● TO DO: Scan the records for "Déplacer". Report each line that includes it.

══════════

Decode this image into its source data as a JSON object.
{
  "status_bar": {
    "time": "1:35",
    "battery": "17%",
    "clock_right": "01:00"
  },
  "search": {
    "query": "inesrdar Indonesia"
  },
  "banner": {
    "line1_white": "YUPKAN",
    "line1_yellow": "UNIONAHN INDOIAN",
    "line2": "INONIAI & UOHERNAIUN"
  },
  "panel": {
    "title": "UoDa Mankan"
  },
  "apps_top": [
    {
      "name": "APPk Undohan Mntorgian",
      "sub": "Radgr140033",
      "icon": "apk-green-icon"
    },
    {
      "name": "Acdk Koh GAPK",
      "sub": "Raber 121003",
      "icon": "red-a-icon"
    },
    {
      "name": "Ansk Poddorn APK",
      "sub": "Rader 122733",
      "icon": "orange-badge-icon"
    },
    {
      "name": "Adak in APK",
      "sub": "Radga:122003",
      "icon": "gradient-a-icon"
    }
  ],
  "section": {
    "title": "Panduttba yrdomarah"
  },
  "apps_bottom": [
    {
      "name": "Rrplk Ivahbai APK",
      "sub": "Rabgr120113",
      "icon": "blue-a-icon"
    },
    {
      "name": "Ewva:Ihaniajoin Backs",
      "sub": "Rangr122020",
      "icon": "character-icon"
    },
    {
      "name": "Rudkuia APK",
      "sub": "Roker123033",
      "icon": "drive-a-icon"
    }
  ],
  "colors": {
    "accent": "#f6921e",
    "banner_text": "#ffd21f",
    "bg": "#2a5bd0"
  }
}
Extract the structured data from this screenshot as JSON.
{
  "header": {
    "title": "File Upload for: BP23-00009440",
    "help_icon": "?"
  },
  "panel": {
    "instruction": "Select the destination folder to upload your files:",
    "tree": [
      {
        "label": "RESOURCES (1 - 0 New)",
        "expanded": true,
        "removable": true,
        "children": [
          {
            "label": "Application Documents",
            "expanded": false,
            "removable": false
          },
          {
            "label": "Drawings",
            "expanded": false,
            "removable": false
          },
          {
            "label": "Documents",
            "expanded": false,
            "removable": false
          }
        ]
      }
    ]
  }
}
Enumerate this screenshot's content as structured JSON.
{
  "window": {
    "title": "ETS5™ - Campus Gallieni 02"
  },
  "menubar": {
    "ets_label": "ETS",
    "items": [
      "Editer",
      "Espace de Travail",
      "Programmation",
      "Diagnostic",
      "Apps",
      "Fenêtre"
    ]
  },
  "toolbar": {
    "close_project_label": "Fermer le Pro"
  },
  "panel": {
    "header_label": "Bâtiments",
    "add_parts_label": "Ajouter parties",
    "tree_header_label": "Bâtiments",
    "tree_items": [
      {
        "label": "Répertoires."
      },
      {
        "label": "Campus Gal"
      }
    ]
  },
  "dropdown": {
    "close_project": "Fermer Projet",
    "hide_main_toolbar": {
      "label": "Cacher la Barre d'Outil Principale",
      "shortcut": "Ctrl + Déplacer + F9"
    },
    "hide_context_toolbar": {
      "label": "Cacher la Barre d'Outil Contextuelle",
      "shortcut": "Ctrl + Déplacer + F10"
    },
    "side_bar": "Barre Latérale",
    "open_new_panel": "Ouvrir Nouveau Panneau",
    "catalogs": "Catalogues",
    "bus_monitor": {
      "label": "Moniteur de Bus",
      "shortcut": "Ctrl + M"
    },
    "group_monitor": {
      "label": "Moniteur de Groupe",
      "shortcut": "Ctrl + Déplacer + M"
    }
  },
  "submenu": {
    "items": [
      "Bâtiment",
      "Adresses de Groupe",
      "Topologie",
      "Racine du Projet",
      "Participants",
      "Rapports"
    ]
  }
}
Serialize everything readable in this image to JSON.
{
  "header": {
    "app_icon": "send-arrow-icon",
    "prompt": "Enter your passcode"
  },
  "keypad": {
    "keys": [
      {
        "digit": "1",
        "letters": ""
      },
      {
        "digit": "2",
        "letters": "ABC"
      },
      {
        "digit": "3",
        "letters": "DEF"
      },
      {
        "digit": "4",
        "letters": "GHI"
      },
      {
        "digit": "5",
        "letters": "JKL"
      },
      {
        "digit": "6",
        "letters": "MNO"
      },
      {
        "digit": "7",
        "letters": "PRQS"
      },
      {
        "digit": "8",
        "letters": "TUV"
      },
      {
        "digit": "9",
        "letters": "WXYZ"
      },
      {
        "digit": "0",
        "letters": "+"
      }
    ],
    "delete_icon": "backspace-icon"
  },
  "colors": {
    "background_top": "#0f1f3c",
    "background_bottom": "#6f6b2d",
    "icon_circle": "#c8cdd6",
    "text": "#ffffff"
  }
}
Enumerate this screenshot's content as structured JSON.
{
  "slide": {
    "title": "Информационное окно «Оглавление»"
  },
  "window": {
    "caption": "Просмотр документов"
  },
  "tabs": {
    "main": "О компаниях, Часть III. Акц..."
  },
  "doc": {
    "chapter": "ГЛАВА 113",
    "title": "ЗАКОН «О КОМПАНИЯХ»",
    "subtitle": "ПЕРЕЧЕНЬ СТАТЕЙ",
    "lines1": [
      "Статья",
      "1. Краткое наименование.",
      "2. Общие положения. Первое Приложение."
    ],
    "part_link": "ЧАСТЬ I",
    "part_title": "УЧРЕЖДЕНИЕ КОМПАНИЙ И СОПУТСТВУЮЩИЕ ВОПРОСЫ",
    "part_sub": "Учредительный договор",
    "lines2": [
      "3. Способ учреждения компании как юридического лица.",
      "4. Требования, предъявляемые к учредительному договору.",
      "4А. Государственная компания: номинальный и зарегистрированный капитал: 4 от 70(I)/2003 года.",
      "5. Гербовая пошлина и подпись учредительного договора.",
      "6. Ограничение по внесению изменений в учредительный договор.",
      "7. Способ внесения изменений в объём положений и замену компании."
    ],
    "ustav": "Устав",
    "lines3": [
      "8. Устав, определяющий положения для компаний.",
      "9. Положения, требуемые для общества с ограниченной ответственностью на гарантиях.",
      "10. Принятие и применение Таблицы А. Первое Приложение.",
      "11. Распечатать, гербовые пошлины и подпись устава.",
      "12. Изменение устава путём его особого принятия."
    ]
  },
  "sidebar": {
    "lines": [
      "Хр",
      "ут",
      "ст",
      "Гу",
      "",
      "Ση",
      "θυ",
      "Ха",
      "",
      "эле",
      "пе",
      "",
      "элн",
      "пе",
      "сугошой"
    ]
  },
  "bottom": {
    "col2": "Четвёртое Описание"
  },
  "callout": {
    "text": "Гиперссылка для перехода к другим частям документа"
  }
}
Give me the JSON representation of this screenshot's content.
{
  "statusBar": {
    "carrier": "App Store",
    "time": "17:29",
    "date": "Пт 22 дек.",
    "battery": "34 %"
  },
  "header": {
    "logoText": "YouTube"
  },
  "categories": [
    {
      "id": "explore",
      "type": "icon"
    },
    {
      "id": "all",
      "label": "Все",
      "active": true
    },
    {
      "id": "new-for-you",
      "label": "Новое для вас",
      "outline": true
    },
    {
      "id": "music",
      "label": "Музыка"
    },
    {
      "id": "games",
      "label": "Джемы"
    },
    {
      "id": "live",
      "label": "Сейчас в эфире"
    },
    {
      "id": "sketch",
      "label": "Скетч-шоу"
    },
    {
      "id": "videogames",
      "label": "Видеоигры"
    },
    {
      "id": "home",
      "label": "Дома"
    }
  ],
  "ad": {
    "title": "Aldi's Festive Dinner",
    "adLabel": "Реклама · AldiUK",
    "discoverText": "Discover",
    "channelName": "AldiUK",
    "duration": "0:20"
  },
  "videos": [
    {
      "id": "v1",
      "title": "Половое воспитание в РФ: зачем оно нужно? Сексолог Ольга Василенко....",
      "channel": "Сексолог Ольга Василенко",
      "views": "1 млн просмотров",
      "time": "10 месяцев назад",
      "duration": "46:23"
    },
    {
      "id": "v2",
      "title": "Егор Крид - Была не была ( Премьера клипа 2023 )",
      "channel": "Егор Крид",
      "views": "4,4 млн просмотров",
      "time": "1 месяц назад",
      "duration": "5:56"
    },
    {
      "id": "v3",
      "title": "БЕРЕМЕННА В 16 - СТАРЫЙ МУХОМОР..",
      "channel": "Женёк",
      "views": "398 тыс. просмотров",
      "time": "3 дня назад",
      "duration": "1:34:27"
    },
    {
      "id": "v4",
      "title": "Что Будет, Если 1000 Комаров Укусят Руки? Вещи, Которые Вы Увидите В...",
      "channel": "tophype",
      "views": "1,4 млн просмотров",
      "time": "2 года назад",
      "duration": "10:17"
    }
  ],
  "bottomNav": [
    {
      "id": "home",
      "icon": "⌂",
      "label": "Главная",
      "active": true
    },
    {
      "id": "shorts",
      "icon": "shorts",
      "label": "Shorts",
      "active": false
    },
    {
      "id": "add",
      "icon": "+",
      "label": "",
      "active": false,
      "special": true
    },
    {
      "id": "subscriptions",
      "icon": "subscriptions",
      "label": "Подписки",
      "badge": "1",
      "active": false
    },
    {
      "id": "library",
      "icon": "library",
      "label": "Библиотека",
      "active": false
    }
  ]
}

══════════

● ANSWER BOX:
      "shortcut": "Ctrl + Déplacer + F9"
      "shortcut": "Ctrl + Déplacer + F10"
      "shortcut": "Ctrl + Déplacer + M"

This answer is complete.